CMV is a common virus that can cause complications in pregnant people and people with a repressed immune system. Several CMV vaccines are in development.

Cytomegalovirus (CMV) is one of the most common viruses that causes infections in humans, but most people have never heard of it.

In the United States, it’s estimated that nearly 1 in 3 children have contracted CMV by the time they turn 5 years old. By the time adults reach 40, over half have contracted the virus.

Despite how common CMV is, survey results from the National CMV Foundation found that less than 10% of people have heard of this virus, including people who are at risk for developing serious complications from CMV infection.

In this article, we take a closer look at what happens during a CMV infection, who is affected, and the progress that’s being made in the development of vaccines to prevent complications linked to CMV infection.

CMV is a common virus that many people are exposed to throughout their life. Most infections happen in early childhood, but adults and adolescents can be infected, too, especially if they have frequent, close contact with young children. The virus is typically spread through contact with infected body fluids, such as saliva, urine, or blood.

Once someone has developed a CMV infection, the virus stays in their body for life. Typically, the virus remains inactive but can still be found in long-lived blood cells and can reactivate in some circumstances.

In most people, CMV infection is asymptomatic, meaning they don’t show symptoms.

“Whether it’s a toddler in group day care, or a school-aged child, or a sexually active young adult, a primary CMV infection usually produces no illness,” explained Mark Schleiss, professor of pediatrics at the University of Minnesota. “Thus, there is little public knowledge or understanding of CMV. Indeed, why should anyone care about a virus that doesn’t even make you sick?”

The problem, Schleiss says, is that CMV can cause severe complications in some cases. For most people, their immune system keeps the virus under control so that it can’t replicate or cause illness. But for people whose immune system is repressed — either due to illness or certain medications — the virus can cause serious health problems.

In these cases, CMV infection can cause severe symptoms affecting these areas of the body:

  • eyes
  • lungs
  • liver
  • digestive tract

Infection with CMV can also have serious consequences if it happens during pregnancy. “Even if there are no symptoms, CMV infection acquired during pregnancy — especially if it’s the first lifetime CMV infection for that pregnant person — can, if passed to the developing fetus, cause a wide range of permanent disabilities.”

These include:

  • hearing or vision loss
  • developmental disabilities
  • growth problems
  • seizure disorders
  • lung, spleen, or liver problems

An estimated 1 in 200 infants in the United States are born with CMV, known as a congenital CMV infection. Of these infants, about 20% will develop serious, long-term health problems.

Because of the potential for severe complications in these groups, researchers are working to develop CMV vaccines that either prevent illness in immunocompromised people who’ve already contracted CMV or prevent CMV infection during pregnancy.

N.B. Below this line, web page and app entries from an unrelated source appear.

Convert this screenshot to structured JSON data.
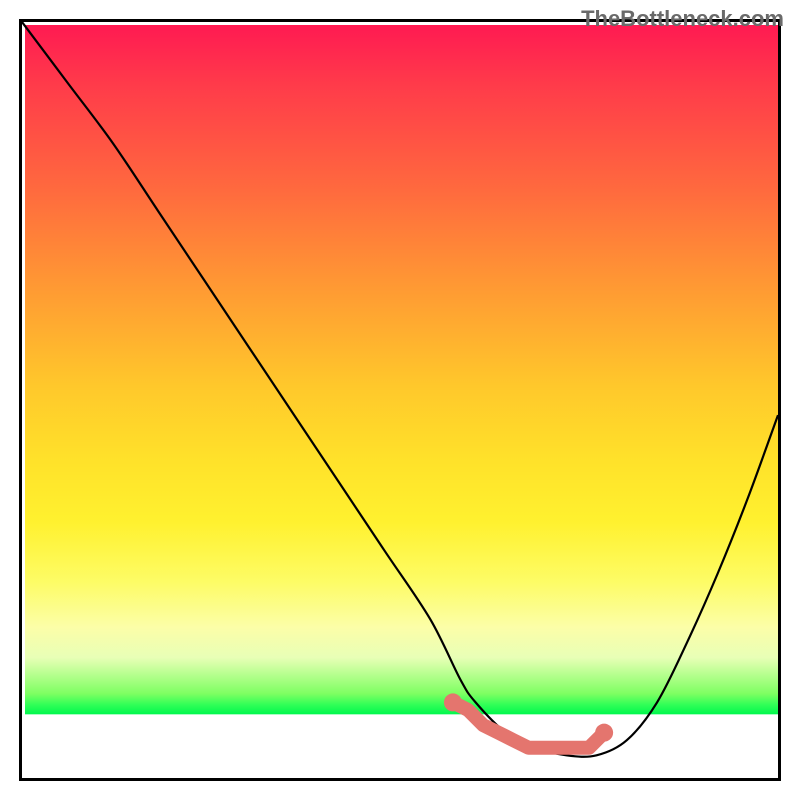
{
  "watermark": "TheBottleneck.com",
  "chart_data": {
    "type": "line",
    "title": "",
    "xlabel": "",
    "ylabel": "",
    "xlim": [
      0,
      100
    ],
    "ylim": [
      0,
      100
    ],
    "grid": false,
    "legend": false,
    "series": [
      {
        "name": "bottleneck-curve",
        "kind": "line",
        "color": "#000000",
        "x": [
          0,
          6,
          12,
          18,
          24,
          30,
          36,
          42,
          48,
          54,
          58,
          60,
          64,
          68,
          72,
          76,
          80,
          84,
          88,
          92,
          96,
          100
        ],
        "values": [
          100,
          92,
          84,
          75,
          66,
          57,
          48,
          39,
          30,
          21,
          13,
          10,
          6,
          4,
          3,
          3,
          5,
          10,
          18,
          27,
          37,
          48
        ]
      },
      {
        "name": "bottleneck-highlight",
        "kind": "scatter",
        "color": "#e4756e",
        "x": [
          57,
          59,
          61,
          63,
          65,
          67,
          69,
          71,
          73,
          75,
          77
        ],
        "values": [
          10,
          9,
          7,
          6,
          5,
          4,
          4,
          4,
          4,
          4,
          6
        ]
      }
    ],
    "background_gradient": {
      "orientation": "vertical",
      "stops": [
        {
          "pos": 0.0,
          "color": "#ff1a52"
        },
        {
          "pos": 0.22,
          "color": "#ff6a3e"
        },
        {
          "pos": 0.48,
          "color": "#ffc82b"
        },
        {
          "pos": 0.66,
          "color": "#fff12f"
        },
        {
          "pos": 0.8,
          "color": "#fcfea8"
        },
        {
          "pos": 0.9,
          "color": "#02f84e"
        },
        {
          "pos": 0.92,
          "color": "#ffffff"
        },
        {
          "pos": 1.0,
          "color": "#ffffff"
        }
      ]
    }
  }
}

There’s currently no vaccine available for the prevention of CMV infection or illness. Several candidates have been studied over the years, but none have been able to provide meaningful benefits for at-risk groups.

As vaccine technologies have improved in recent years, though, many new vaccine candidates have emerged. Several new vaccines are currently being studied in clinical trials, including potential vaccines for both immunocompromised people and the prevention of congenital CMV.

Schleiss is currently involved in a clinical trial studying a CMV vaccine for use in people of child-bearing age. He explains that the goal of vaccination in this trial is to prevent CMV infection in people who may become pregnant. “If [they’ve] never been infected with the virus, [they] can’t transmit it to the baby,” he said.

Results from this trial — and others that are ongoing — are not available yet. But with advances in how vaccines are developed, Schleiss is optimistic about the possibility of a CMV vaccine in the future.

While a vaccine is not yet available, there are steps you can take to prevent CMV infection. “CMV is hard to ‘catch’ and easy to ‘kill,’” said Schleiss. “Good handwashing destroys the virus easily.”

Results from a 2009 study suggested that counseling on how to take basic preventive steps like handwashing can help prevent infection with CMV in pregnant people.

The problem is, as Schleiss explained, that many people don’t know about CMV and the potential risks.

“Virtually always, I see a baby with CMV at birth, and the baby’s [parent] tells me [they] never, ever heard of CMV — until the virus infected [them] and [their] baby,” he said.

“Until a vaccine is licensed, prevention is our best hope. A lot of congenital CMV infections could be prevented if moms only knew about it and how to prevent it.”

Most people who contract CMV won’t experience any kind of illness, but this isn’t the case for everyone. Certain groups, including immunocompromised or pregnant people, are at risk for serious complications from infection. However, despite these risks, many people aren’t aware of CMV or its possible effects.

CMV vaccine research has made progress in recent years, and several vaccine candidates are currently in clinical trials. Until a vaccine is available, many CMV infections can be prevented with regular handwashing and avoidance of potential exposures.

If you have concerns about serious complications for you or your child, a healthcare professional can help you better understand the risks of CMV and take steps to minimize the likelihood of infection or illness.